[Work instructions]:
Return every line of the entries that includes the word "true".

(Website and app data records)

>>>>

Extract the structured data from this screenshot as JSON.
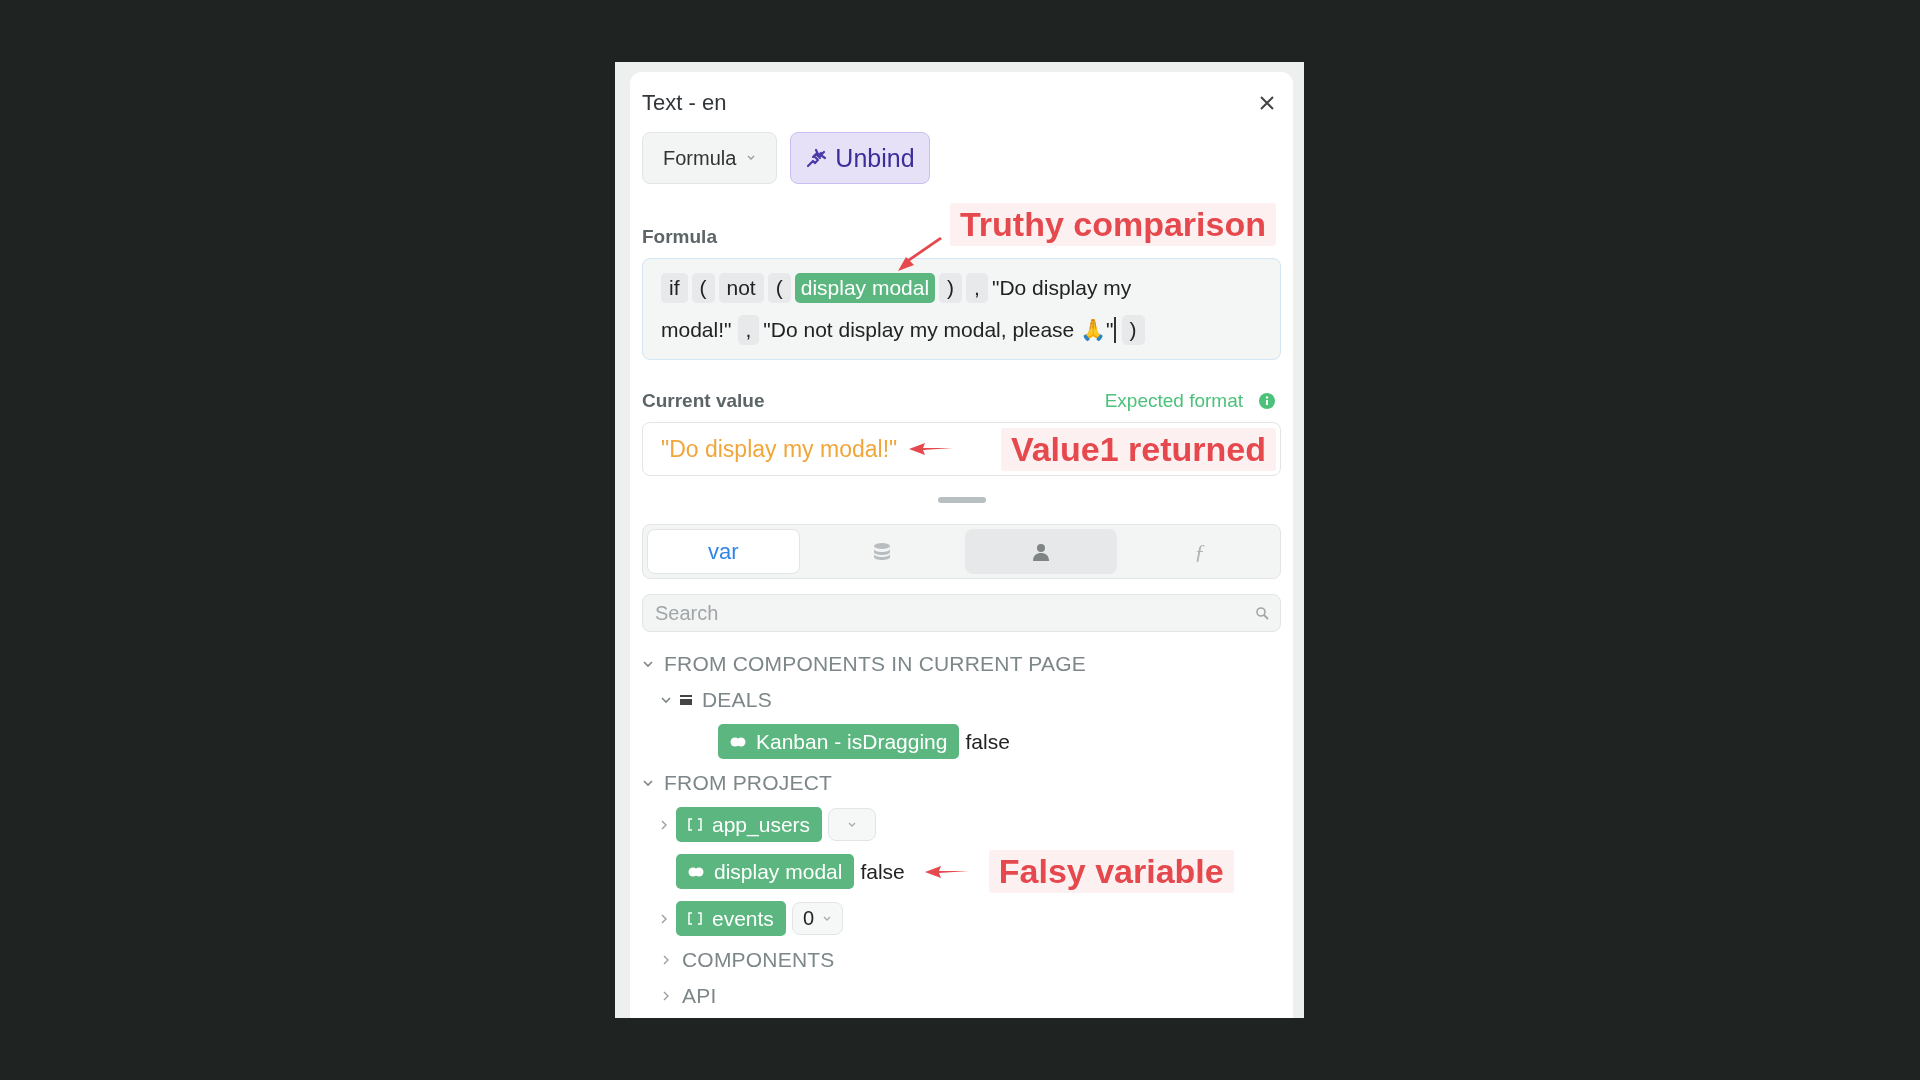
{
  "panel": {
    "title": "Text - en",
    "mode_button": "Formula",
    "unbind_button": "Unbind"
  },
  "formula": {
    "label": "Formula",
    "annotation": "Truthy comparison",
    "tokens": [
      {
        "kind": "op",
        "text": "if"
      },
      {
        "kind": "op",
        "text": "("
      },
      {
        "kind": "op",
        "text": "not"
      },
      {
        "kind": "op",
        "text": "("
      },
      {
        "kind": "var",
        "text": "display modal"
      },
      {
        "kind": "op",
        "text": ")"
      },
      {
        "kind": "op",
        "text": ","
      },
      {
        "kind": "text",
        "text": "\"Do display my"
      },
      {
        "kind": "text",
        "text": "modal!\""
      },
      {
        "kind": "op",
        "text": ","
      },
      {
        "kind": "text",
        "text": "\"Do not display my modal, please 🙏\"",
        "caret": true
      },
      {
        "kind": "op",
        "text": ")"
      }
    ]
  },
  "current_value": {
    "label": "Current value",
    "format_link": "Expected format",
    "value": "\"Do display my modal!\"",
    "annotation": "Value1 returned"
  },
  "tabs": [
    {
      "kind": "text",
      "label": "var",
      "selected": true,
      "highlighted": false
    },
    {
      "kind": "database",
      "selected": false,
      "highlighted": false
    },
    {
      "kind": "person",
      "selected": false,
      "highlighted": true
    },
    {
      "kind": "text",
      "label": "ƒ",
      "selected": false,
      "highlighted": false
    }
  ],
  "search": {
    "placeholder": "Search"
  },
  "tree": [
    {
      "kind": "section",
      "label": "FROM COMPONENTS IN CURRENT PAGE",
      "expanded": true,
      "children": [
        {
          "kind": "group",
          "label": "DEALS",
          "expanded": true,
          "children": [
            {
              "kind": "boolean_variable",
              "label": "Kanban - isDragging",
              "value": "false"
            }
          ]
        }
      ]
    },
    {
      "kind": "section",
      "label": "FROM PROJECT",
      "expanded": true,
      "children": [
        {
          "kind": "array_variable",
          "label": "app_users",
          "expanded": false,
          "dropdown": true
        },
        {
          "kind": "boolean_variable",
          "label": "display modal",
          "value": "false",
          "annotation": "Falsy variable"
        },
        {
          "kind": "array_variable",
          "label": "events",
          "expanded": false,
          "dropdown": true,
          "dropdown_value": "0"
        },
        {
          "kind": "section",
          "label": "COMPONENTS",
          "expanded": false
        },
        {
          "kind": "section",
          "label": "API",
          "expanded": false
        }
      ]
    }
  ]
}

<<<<

[Output below]:
        "caret": true
      "selected": true,
      "highlighted": true
      "expanded": true,
          "expanded": true,
      "expanded": true,
          "dropdown": true
          "dropdown": true,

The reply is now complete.